Data about app and page elements
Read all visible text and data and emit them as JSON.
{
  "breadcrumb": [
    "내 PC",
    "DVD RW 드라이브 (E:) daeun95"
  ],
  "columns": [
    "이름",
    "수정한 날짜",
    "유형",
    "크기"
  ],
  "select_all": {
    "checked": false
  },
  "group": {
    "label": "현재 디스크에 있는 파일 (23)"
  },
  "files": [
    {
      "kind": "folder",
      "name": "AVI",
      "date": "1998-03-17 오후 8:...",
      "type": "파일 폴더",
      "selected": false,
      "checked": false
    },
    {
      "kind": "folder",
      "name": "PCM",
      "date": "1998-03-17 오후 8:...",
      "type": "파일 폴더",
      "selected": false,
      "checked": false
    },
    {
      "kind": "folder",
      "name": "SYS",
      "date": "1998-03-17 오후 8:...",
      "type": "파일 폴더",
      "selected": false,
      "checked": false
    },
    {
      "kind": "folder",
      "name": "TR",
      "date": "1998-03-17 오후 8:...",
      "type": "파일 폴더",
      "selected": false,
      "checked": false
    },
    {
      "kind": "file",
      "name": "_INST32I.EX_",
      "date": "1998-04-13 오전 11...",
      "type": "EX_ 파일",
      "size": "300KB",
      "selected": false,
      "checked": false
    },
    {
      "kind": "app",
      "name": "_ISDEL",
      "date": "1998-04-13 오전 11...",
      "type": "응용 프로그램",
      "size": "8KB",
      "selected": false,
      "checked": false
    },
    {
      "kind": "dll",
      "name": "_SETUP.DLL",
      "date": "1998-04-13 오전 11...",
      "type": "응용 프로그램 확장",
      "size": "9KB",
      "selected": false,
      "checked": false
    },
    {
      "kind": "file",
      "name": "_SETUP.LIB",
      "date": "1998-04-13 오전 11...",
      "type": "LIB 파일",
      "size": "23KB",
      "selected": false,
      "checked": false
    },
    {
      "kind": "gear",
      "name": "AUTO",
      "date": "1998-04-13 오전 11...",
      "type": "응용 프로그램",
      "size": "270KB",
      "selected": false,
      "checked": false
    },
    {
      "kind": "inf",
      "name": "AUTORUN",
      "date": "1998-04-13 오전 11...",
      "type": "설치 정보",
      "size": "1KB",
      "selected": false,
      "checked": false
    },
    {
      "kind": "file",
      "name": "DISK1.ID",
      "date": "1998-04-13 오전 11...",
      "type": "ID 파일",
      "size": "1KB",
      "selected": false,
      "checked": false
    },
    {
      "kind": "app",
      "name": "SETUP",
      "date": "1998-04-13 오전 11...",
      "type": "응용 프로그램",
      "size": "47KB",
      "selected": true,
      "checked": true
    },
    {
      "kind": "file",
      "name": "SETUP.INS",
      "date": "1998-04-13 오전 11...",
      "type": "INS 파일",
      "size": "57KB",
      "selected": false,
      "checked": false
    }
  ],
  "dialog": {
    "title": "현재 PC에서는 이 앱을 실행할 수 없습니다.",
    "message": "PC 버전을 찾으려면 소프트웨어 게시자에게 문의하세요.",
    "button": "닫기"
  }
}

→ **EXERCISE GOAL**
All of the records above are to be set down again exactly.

→ **EXERCISE RESPONSE**
Read all visible text and data and emit them as JSON.
{
  "breadcrumb": [
    "내 PC",
    "DVD RW 드라이브 (E:) daeun95"
  ],
  "columns": [
    "이름",
    "수정한 날짜",
    "유형",
    "크기"
  ],
  "select_all": {
    "checked": false
  },
  "group": {
    "label": "현재 디스크에 있는 파일 (23)"
  },
  "files": [
    {
      "kind": "folder",
      "name": "AVI",
      "date": "1998-03-17 오후 8:...",
      "type": "파일 폴더",
      "selected": false,
      "checked": false
    },
    {
      "kind": "folder",
      "name": "PCM",
      "date": "1998-03-17 오후 8:...",
      "type": "파일 폴더",
      "selected": false,
      "checked": false
    },
    {
      "kind": "folder",
      "name": "SYS",
      "date": "1998-03-17 오후 8:...",
      "type": "파일 폴더",
      "selected": false,
      "checked": false
    },
    {
      "kind": "folder",
      "name": "TR",
      "date": "1998-03-17 오후 8:...",
      "type": "파일 폴더",
      "selected": false,
      "checked": false
    },
    {
      "kind": "file",
      "name": "_INST32I.EX_",
      "date": "1998-04-13 오전 11...",
      "type": "EX_ 파일",
      "size": "300KB",
      "selected": false,
      "checked": false
    },
    {
      "kind": "app",
      "name": "_ISDEL",
      "date": "1998-04-13 오전 11...",
      "type": "응용 프로그램",
      "size": "8KB",
      "selected": false,
      "checked": false
    },
    {
      "kind": "dll",
      "name": "_SETUP.DLL",
      "date": "1998-04-13 오전 11...",
      "type": "응용 프로그램 확장",
      "size": "9KB",
      "selected": false,
      "checked": false
    },
    {
      "kind": "file",
      "name": "_SETUP.LIB",
      "date": "1998-04-13 오전 11...",
      "type": "LIB 파일",
      "size": "23KB",
      "selected": false,
      "checked": false
    },
    {
      "kind": "gear",
      "name": "AUTO",
      "date": "1998-04-13 오전 11...",
      "type": "응용 프로그램",
      "size": "270KB",
      "selected": false,
      "checked": false
    },
    {
      "kind": "inf",
      "name": "AUTORUN",
      "date": "1998-04-13 오전 11...",
      "type": "설치 정보",
      "size": "1KB",
      "selected": false,
      "checked": false
    },
    {
      "kind": "file",
      "name": "DISK1.ID",
      "date": "1998-04-13 오전 11...",
      "type": "ID 파일",
      "size": "1KB",
      "selected": false,
      "checked": false
    },
    {
      "kind": "app",
      "name": "SETUP",
      "date": "1998-04-13 오전 11...",
      "type": "응용 프로그램",
      "size": "47KB",
      "selected": true,
      "checked": true
    },
    {
      "kind": "file",
      "name": "SETUP.INS",
      "date": "1998-04-13 오전 11...",
      "type": "INS 파일",
      "size": "57KB",
      "selected": false,
      "checked": false
    }
  ],
  "dialog": {
    "title": "현재 PC에서는 이 앱을 실행할 수 없습니다.",
    "message": "PC 버전을 찾으려면 소프트웨어 게시자에게 문의하세요.",
    "button": "닫기"
  }
}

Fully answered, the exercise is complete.